Showing posts from October, 2016

Smiling, Waving, Friendly Lutherans and The Reformation

I put some thought into my outfit for the day. Sensible black skirt, sensible black shoes, a white polo shirt with a big Luther Rose embroidered near the right shoulder, and a hand-made wooden cross hanging around my neck. Just in case we were stopped at the entrance to the community, the clear Lutheran Church identity could be useful. As we turned into the narrow dirt lane, with our windows rolled down, I waved. A few people hanging out at the palm-frond-covered bus stop waved back. A guy smiled. "Good," we thought. It was slow going because months of rain had washed away both sides of the road up to the paved area. Our slow pace gave us the chance to call out "buenos días" to people standing outside their homes and the school. It's important to let anyone controlling the streets know who you are, and to connect with friends who recognize you. It's also just more fun to be those crazy, friendly, smiling Lutherans.   The paved area gave way to ro

The Migration Table

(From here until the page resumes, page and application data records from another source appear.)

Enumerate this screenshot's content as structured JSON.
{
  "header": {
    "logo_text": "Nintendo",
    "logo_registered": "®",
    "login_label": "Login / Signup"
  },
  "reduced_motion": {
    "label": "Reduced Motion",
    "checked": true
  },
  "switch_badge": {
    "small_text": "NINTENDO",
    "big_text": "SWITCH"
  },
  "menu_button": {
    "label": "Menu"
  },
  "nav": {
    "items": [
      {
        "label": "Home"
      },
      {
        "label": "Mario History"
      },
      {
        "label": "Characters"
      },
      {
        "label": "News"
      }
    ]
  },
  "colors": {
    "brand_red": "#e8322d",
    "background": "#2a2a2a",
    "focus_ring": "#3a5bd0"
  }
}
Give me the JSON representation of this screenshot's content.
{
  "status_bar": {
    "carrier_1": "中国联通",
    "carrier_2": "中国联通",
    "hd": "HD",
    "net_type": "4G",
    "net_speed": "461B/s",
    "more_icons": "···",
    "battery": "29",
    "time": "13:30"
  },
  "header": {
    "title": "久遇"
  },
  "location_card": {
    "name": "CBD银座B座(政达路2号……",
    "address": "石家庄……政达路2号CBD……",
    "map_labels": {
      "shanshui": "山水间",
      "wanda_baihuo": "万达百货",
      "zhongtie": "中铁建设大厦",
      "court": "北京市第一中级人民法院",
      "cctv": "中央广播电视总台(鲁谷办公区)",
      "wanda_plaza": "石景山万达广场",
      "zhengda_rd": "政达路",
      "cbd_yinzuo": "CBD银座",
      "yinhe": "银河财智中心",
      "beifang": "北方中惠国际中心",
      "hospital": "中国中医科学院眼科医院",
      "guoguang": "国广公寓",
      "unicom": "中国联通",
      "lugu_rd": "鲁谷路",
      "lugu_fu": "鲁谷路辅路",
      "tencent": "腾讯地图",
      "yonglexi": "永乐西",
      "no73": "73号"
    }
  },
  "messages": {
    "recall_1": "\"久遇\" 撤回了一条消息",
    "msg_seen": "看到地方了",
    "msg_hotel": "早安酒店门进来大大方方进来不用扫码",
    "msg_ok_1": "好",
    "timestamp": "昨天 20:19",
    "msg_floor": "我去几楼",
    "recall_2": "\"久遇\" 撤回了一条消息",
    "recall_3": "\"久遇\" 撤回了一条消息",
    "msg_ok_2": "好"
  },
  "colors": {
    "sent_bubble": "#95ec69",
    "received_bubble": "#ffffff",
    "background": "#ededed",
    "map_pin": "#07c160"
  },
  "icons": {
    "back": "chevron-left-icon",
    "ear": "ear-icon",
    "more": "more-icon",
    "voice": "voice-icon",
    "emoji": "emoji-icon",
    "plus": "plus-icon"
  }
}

It was a beautiful cool night, and a glorious clear morning.  The little, green parrots flocked noisily to their daytime home in a nearby tree at 5:45 am, as they do without fail every single morning.  They are incredibly loud and fun to watch at later hours in the day. We had to leave early to navigate our way through traffic and out of the city.  We were meeting in Guazapa with the Mesa de Migración  for the northern region of Lutheran Churches.  The Migration Table was formed by the church to better care for families impacted by migration due to violence. The participants in the  Mesa  are pastors, healthcare workers, police representatives and local government officials. The meeting began with a review of cases by municipality.  The "cases" consist of internally displaced families and "returned" people - that is, people who were deported from the US or caught and returned while journeying north.  The Mesa  keeps track of the cases so they can be recorded and

Off the Beaten Path: Climbing up the Mountain with Super Abuela (Part 2)

Shall we continue up the mountain? Yes, everyone including the grandmother said yes. We climbed up and up to the Cocina Vietnamita (the little Vietnam kitchen) - an ingenious design of a kitchen built into the hillside, complete with tunnels lined with clay roof tiles that vented the smoke a long distance away from the cooking site.  This was done so that air reconnaissance could not detect the exact locations of the guerrilla cooking fires. We continued our climb up to the former FMLN camp.  For a while, the teen boys carried my backpack and the other grandmother's purse.  Eventually they grabbed Super-Grandma under her arms and carried her up the steep, rocky grade so that her feet hovered just above the ground.  This was a very sweet act of kindness by the boys, and not a word was spoken as they scooped her up to fly.  We finally made it to a camp which is named after some kind of snake.  (I did not understand what the guide said as the name of the snake.)  Here the guide

Off the Beaten Path: Climbing Up the Mountain with a Super Grandmother

On October 4, 2012, I wrote a story about a Grandmother.  After a little hiatus away from blogging (with my own grandchildren), today I realized it is October 4th once again.  In memory of the grandmothers who have gone before us and in honor of all of the super-grandmas who climb mountains, crawl around on the floor, bake yummy treats, tell inspirational stories and give fabulous hugs, I am writing today's blog story.  ¡¡Que viva las super abuelas!! We wandered around the small town of Cinquera , then hopped into our micro-bus and, following the instructions from the town-folk, drove a little ways down the road to the roundabout with the giant ceiba tree.  With more than a little bit of skepticism, we hiked up a gravel and dirt road, hoping eventually to find a small rain forest in which we could do a little hiking and swimming.  We arrived at the Cinquera Ecological Park and were warmly greeted by our guide, Raquel.  The park has not been given any status or protection by the